BEGIN Data provided
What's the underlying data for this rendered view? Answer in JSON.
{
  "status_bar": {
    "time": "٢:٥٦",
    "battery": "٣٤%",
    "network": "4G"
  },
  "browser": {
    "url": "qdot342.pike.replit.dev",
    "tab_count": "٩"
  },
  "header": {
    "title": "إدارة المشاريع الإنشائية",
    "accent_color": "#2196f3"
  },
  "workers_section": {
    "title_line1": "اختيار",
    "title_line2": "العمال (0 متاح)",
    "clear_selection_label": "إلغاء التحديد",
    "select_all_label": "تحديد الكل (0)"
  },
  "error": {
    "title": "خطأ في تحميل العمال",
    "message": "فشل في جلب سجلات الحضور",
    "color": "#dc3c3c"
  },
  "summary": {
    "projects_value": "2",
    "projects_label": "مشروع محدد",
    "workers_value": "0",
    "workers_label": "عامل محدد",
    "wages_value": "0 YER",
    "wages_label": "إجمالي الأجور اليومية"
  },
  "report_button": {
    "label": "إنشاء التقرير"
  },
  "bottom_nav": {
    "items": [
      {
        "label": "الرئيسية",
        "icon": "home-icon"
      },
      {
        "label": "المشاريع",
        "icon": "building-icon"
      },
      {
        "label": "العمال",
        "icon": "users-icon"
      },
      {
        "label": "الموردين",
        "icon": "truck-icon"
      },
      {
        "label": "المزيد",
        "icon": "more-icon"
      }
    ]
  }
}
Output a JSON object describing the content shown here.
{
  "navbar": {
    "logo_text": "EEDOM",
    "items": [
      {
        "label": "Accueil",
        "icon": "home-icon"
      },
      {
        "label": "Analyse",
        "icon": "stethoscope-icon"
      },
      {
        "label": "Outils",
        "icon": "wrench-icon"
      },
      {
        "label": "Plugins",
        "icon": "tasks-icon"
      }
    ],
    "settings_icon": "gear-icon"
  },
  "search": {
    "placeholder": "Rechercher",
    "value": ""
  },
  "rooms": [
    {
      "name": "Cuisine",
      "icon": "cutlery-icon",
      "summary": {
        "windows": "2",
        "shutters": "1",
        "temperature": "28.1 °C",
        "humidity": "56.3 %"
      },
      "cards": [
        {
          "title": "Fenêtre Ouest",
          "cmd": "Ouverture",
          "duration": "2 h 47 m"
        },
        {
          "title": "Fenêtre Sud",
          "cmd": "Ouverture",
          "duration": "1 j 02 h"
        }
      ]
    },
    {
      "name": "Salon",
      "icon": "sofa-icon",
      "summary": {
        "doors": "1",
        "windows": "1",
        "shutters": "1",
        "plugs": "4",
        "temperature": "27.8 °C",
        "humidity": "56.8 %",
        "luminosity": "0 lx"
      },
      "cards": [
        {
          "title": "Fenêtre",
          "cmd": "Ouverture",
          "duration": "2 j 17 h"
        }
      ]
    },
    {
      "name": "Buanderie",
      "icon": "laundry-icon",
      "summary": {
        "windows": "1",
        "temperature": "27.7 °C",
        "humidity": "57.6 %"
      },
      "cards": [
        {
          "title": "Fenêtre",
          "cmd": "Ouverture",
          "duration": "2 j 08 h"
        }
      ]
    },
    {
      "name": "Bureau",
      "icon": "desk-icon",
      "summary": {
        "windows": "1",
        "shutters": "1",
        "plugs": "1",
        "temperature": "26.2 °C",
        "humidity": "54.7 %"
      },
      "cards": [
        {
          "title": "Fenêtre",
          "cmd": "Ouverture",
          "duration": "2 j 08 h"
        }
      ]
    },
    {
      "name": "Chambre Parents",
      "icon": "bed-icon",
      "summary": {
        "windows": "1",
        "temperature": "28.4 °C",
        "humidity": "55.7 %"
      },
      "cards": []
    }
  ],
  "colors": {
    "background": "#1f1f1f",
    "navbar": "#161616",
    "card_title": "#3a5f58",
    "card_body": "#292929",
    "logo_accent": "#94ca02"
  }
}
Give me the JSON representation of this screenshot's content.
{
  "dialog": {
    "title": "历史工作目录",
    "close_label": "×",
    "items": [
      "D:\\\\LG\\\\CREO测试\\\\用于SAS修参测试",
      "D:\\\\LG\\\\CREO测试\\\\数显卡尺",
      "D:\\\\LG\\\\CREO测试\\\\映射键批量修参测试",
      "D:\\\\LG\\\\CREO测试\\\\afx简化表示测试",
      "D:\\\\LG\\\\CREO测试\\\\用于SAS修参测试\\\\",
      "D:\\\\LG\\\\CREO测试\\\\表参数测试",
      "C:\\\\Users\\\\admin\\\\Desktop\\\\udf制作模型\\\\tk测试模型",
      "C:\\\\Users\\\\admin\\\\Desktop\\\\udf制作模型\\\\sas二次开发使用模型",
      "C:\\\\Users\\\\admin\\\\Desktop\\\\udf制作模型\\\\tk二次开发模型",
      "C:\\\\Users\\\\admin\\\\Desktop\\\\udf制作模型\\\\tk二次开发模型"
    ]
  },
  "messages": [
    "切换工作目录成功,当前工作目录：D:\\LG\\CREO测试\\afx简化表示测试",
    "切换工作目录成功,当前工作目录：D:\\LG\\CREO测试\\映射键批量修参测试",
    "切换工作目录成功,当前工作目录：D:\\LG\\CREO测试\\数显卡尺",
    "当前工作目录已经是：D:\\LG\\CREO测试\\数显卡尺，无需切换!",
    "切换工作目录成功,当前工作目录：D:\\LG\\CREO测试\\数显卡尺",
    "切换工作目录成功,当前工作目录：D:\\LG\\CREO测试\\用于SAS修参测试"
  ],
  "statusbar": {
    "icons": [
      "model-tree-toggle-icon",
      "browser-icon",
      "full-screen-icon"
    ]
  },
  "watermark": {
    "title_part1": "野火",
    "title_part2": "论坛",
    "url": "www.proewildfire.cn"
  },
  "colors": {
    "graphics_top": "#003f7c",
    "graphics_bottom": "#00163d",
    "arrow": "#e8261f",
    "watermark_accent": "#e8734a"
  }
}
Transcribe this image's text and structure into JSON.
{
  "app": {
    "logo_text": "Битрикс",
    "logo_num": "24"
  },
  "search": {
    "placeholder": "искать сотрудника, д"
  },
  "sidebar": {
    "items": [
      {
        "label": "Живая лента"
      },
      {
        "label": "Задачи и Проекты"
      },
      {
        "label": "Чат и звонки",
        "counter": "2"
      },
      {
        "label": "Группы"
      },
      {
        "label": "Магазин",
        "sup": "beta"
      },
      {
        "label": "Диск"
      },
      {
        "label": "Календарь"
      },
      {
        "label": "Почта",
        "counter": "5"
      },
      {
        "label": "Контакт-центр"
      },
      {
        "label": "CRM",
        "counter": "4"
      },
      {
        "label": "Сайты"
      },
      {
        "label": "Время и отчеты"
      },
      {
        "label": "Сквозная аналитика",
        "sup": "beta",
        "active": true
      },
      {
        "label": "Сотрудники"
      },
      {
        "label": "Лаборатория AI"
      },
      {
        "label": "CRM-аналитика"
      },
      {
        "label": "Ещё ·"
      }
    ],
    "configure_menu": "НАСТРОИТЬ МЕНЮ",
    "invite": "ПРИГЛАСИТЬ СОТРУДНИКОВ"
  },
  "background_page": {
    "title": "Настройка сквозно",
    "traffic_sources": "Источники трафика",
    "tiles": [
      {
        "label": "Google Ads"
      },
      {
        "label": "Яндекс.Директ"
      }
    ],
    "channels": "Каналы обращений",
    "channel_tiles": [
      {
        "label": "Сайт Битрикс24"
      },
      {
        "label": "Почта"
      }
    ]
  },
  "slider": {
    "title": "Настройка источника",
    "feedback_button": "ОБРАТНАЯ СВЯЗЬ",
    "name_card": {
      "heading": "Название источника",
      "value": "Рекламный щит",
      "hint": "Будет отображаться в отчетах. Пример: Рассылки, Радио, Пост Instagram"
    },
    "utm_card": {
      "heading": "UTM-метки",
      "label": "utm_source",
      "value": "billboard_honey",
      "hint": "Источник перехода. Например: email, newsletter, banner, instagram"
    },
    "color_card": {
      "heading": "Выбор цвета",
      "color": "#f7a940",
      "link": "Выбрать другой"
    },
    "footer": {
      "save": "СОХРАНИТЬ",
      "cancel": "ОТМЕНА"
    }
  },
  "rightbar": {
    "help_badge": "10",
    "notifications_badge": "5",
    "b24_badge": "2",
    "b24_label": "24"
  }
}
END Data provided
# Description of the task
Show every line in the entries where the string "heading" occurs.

# Response for this exercise
      "heading": "Название источника",
      "heading": "UTM-метки",
      "heading": "Выбор цвета",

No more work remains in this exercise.